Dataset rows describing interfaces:
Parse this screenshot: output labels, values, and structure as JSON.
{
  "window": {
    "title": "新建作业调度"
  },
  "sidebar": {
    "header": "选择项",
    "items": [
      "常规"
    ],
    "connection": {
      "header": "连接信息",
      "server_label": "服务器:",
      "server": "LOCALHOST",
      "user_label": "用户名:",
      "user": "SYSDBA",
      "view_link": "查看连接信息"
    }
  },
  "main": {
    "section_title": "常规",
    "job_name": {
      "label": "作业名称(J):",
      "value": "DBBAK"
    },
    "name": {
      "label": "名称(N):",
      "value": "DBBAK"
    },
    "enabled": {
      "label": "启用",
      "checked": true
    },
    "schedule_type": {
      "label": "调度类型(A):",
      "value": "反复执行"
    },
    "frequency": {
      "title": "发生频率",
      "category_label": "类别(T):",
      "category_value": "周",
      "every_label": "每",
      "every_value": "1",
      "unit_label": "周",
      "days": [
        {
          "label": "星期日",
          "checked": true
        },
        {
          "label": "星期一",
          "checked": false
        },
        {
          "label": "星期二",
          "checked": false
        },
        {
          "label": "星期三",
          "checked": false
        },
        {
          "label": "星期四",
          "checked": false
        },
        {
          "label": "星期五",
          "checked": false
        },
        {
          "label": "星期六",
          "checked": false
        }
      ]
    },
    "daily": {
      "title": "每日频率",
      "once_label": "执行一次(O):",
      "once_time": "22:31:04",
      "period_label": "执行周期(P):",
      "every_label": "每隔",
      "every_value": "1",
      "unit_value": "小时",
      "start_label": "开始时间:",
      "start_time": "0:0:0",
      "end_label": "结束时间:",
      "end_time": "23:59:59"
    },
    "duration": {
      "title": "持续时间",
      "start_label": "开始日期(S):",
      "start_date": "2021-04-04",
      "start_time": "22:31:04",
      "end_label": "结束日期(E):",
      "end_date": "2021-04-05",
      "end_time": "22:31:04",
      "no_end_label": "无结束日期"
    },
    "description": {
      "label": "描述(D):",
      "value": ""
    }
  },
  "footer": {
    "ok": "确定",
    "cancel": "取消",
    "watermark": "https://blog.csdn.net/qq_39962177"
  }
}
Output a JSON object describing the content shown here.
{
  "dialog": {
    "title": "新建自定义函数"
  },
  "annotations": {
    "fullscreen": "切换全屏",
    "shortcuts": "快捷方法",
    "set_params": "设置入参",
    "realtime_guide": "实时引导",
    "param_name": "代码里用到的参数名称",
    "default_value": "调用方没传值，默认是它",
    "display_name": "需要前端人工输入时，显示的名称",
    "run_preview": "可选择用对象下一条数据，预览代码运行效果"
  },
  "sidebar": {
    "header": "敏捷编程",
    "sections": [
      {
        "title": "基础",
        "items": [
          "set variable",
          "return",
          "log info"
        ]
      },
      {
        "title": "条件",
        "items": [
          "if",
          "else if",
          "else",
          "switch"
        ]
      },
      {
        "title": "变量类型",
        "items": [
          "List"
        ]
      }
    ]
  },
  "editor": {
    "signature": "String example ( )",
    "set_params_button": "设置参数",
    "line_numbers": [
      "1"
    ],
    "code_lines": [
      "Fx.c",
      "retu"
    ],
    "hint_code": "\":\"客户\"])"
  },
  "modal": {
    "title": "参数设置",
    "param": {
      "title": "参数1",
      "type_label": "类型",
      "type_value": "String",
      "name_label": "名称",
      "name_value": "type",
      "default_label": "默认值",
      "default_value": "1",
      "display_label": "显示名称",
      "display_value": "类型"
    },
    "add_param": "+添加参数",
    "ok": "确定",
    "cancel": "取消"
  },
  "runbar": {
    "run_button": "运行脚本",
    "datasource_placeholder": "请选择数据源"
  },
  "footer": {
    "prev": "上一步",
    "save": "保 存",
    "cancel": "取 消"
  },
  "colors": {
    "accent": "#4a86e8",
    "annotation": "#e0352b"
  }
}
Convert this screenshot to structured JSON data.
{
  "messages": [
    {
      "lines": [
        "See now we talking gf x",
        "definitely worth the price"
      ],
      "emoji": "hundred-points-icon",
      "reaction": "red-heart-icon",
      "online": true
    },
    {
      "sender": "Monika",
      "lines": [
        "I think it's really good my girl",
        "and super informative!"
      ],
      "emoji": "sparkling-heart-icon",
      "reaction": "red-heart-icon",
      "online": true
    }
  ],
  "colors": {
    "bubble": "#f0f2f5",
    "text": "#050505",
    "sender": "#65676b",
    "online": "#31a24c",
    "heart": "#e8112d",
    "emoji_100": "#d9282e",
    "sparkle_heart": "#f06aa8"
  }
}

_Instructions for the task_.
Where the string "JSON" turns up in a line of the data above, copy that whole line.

_Task response_.
Parse this screenshot: output labels, values, and structure as JSON.
Output a JSON object describing the content shown here.
Convert this screenshot to structured JSON data.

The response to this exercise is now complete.